*Exercise prompt:*
Your answer should be every line below that includes the word "placeholder".

*Extracted data:*
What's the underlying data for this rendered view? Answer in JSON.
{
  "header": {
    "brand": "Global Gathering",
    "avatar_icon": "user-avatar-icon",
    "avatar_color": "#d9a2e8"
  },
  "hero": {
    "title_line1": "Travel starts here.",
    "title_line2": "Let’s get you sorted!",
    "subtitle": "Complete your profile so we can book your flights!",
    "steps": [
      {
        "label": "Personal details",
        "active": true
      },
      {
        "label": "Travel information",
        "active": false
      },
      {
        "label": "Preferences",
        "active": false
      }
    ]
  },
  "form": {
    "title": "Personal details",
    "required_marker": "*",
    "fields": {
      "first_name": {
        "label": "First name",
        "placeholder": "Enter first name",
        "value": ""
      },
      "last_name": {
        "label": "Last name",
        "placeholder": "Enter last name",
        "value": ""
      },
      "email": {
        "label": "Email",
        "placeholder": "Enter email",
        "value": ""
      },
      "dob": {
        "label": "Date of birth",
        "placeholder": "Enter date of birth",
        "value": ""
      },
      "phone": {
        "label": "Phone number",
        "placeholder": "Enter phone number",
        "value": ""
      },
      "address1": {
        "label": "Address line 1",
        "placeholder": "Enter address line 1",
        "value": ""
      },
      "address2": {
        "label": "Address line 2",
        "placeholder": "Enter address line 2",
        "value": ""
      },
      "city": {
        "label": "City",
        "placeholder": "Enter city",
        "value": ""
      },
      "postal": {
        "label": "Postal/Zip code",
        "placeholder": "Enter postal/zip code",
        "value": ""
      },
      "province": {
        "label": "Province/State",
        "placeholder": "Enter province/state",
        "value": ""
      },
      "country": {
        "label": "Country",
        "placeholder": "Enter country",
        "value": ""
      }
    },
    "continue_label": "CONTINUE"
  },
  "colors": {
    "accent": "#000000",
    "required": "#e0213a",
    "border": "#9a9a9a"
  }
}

*Written answer:*
        "placeholder": "Enter first name",
        "placeholder": "Enter last name",
        "placeholder": "Enter email",
        "placeholder": "Enter date of birth",
        "placeholder": "Enter phone number",
        "placeholder": "Enter address line 1",
        "placeholder": "Enter address line 2",
        "placeholder": "Enter city",
        "placeholder": "Enter postal/zip code",
        "placeholder": "Enter province/state",
        "placeholder": "Enter country",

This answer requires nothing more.